Lawrenceburg’s program already has prepped two standouts for college programs: Hunter Schneider, who graduated last year and competes for Adrian College in Michigan, and Strobl.

“(Bass fishing) is growing in leaps and bounds. Indiana is probably behind where it should be, but it’s really starting to take off now,” Neal said.

Lawrenceburg’s season generally runs from April to September, and most tournaments allow entrants to weigh five fish, typically largemouth bass, smallmouth bass and spotted bass.

The sport is much more involved than casting a line and hoping for the best. Strobl said topography research is necessary to note fish patterns and populations. Neal said concentration is 75 percent of the sport.

“There’s a lot of things mentally that are involved in fishing,” Neal said. “You could be a great athlete and not be worth a hoot at fishing unless you put your mind into it. There’s a lot of homework you have to do in fishing. You’re not going against another athlete or another player. You’re going against the fish, and sometimes they don’t read books.”

It didn’t take long for Strobl to become enamored of bass fishing.
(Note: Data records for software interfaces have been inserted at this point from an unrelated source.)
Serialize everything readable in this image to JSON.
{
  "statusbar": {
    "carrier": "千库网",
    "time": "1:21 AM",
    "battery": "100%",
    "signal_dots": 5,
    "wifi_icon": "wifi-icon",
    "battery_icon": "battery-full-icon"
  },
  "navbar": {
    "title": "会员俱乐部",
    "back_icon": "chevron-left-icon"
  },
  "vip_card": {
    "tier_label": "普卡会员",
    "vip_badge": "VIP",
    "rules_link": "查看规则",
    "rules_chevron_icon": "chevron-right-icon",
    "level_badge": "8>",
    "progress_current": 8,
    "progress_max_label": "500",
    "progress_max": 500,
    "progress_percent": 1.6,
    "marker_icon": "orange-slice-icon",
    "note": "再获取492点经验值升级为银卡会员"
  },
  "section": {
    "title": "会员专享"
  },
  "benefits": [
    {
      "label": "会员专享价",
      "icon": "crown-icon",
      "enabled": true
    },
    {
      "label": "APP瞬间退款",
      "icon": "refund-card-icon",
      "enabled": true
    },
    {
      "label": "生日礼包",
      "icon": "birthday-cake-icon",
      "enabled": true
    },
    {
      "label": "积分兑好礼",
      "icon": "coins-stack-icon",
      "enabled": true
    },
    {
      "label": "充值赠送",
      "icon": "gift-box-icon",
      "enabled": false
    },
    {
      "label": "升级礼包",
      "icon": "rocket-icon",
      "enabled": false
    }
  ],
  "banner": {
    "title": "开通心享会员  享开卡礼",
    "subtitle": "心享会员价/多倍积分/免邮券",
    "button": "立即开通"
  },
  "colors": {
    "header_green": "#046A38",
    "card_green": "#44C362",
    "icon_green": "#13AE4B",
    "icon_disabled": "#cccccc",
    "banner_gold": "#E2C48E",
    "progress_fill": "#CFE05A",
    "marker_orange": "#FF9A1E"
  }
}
He said being out on the water all day “is awesome” but the competitiveness of the sport “really took my heart.”

“I’ve played baseball, basketball and football my entire life competitively and always fished, but never competitively. There’s just something about the preparation it takes. It doesn’t matter your background, how big you are and how strong you are. It’s an extremely mental sport, and I love that about it,” Strobl said.

Strobl, a Lawrenceburg team captain, qualified for the semifinals of the FLW High School Fishing World Finals and the Indiana state finals.

While he’s eager to start studying marketing at Dallas Baptist, Strobl is most pumped about the prospects of expanding his fishing career. He’ll compete in Texas, Arkansas, Oklahoma and other destinations against some of the nation’s top collegiate anglers.

Strobl said DBU does not award full scholarships because bass fishing is a club sport, but expenses such as entry fees, gas for his vehicle and boat, and travel accommodations are covered.

Strobl was recruited for bass fishing by McKendree University in Illinois, Georgetown College in Kentucky and Adrian College, in addition to Dallas Baptist. Some of those schools also wanted Strobl for football.

But fishing -- well, he was hooked.

“I think it was the right decision. There were a lot of things that led me to see more of a future in bass fishing for me,” Strobl said. “I obviously love the sport of football and it’s going to kill me to let it go. I just needed to go this route.”